First, you will want to establish SMART goals around each of these points. From there, you can develop supporting points that define the strategy of how you will achieve each goal. Both of the goals above will require a conversion volume metric (i.e. number of marketing qualified leads (MQLs), as well as supporting conversion rate targets to ensure that the lead flow will enable the team to meet the overall revenue goals. You can arrive at all of these numbers by starting at overall revenue targets and working backwards to determine what is needed to achieve them at each particular stage of the funnel (ex: To get one MQL you know your team needs to secure x number of engagements; to get that number of engagements you know you need to send x number of emails or receive x number of pageviews; etc.).
These metrics will also make it possible to track your team’s progress towards these goals since all outcomes can be scored by likelihood of conversion.
Strong goals will commit to key conversion rate targets and conversion volume targets, as well as specify the relevant target segment(s). Specificity allows the team around you to be more targeted in what they do and help you truly leverage the collective knowledge of the team in achieving its goals.

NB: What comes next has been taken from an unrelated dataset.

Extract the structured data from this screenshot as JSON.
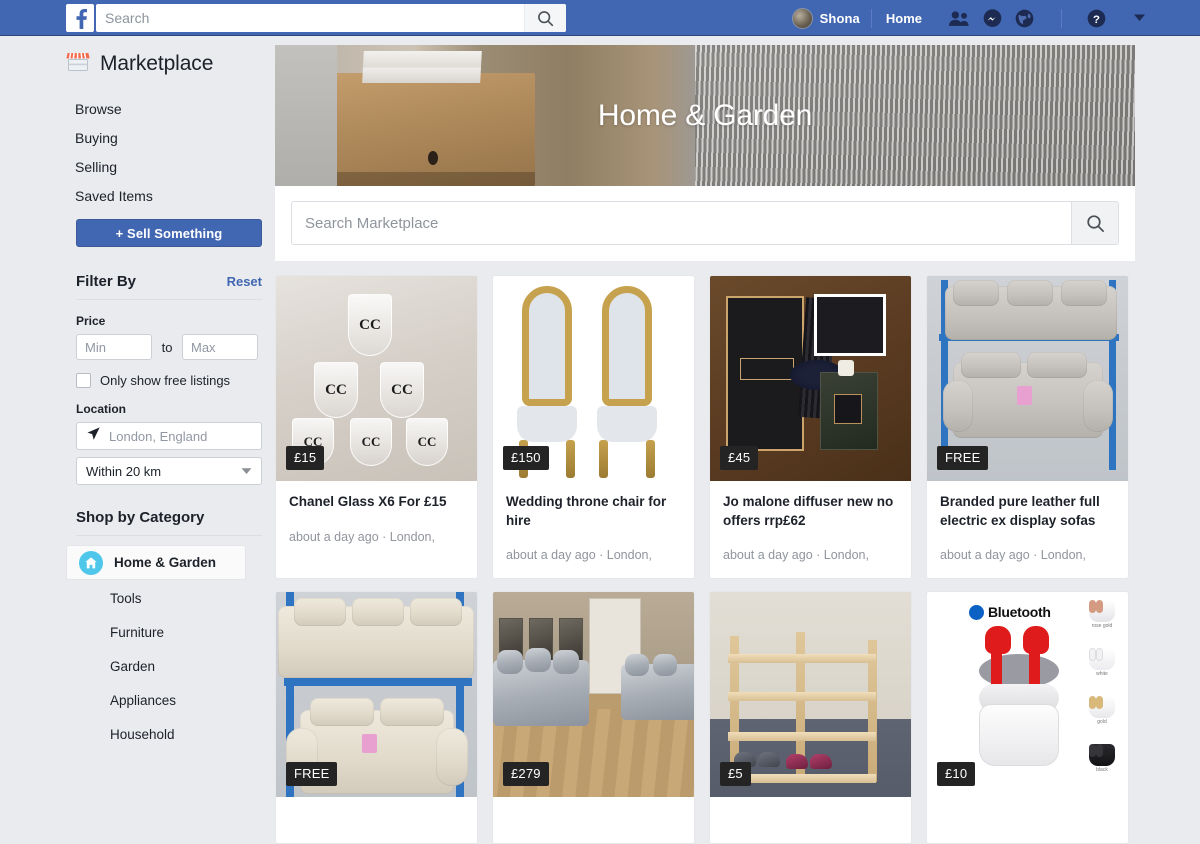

As your team’s leader, much of the burden in goal planning lays in your hands and your ability to get individuals to develop goals that line up with the overall team goals. Individual goals are best set by team members, themselves, and not by management. This allows them to apply their own creativity and perspective into how each goal can be achieved and also provides them with a greater sense of ownership.